> Required work:
Each entry is to be reproduced verbatim, and images are to be omitted.

> Component data from apps and pages:
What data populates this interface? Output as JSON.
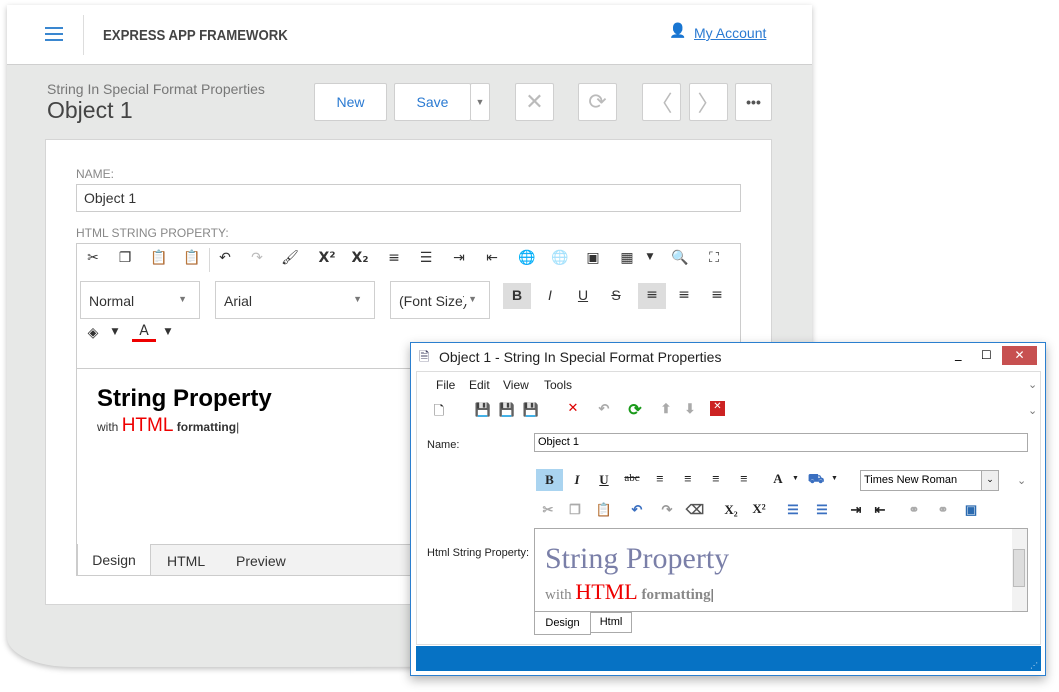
{
  "web": {
    "app_title": "EXPRESS APP FRAMEWORK",
    "account_link": "My Account",
    "subtitle": "String In Special Format Properties",
    "title": "Object 1",
    "buttons": {
      "new": "New",
      "save": "Save"
    },
    "name_label": "NAME:",
    "name_value": "Object 1",
    "html_label": "HTML STRING PROPERTY:",
    "style_select": "Normal",
    "font_select": "Arial",
    "size_select": "(Font Size)",
    "content": {
      "heading": "String Property",
      "with": "with",
      "html": "HTML",
      "formatting": "formatting"
    },
    "tabs": [
      "Design",
      "HTML",
      "Preview"
    ],
    "colors": {
      "accent": "#2a7ad2",
      "background": "#e7e8e7"
    }
  },
  "win": {
    "title": "Object 1 - String In Special Format Properties",
    "menu": [
      "File",
      "Edit",
      "View",
      "Tools"
    ],
    "name_label": "Name:",
    "name_value": "Object 1",
    "font_combo": "Times New Roman",
    "html_label": "Html String Property:",
    "content": {
      "heading": "String Property",
      "with": "with",
      "html": "HTML",
      "formatting": "formatting"
    },
    "tabs": [
      "Design",
      "Html"
    ],
    "colors": {
      "status_bar": "#0672c4",
      "close": "#c75050"
    }
  }
}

> Your solution:
What data populates this interface? Output as JSON.
{
  "web": {
    "app_title": "EXPRESS APP FRAMEWORK",
    "account_link": "My Account",
    "subtitle": "String In Special Format Properties",
    "title": "Object 1",
    "buttons": {
      "new": "New",
      "save": "Save"
    },
    "name_label": "NAME:",
    "name_value": "Object 1",
    "html_label": "HTML STRING PROPERTY:",
    "style_select": "Normal",
    "font_select": "Arial",
    "size_select": "(Font Size)",
    "content": {
      "heading": "String Property",
      "with": "with",
      "html": "HTML",
      "formatting": "formatting"
    },
    "tabs": [
      "Design",
      "HTML",
      "Preview"
    ],
    "colors": {
      "accent": "#2a7ad2",
      "background": "#e7e8e7"
    }
  },
  "win": {
    "title": "Object 1 - String In Special Format Properties",
    "menu": [
      "File",
      "Edit",
      "View",
      "Tools"
    ],
    "name_label": "Name:",
    "name_value": "Object 1",
    "font_combo": "Times New Roman",
    "html_label": "Html String Property:",
    "content": {
      "heading": "String Property",
      "with": "with",
      "html": "HTML",
      "formatting": "formatting"
    },
    "tabs": [
      "Design",
      "Html"
    ],
    "colors": {
      "status_bar": "#0672c4",
      "close": "#c75050"
    }
  }
}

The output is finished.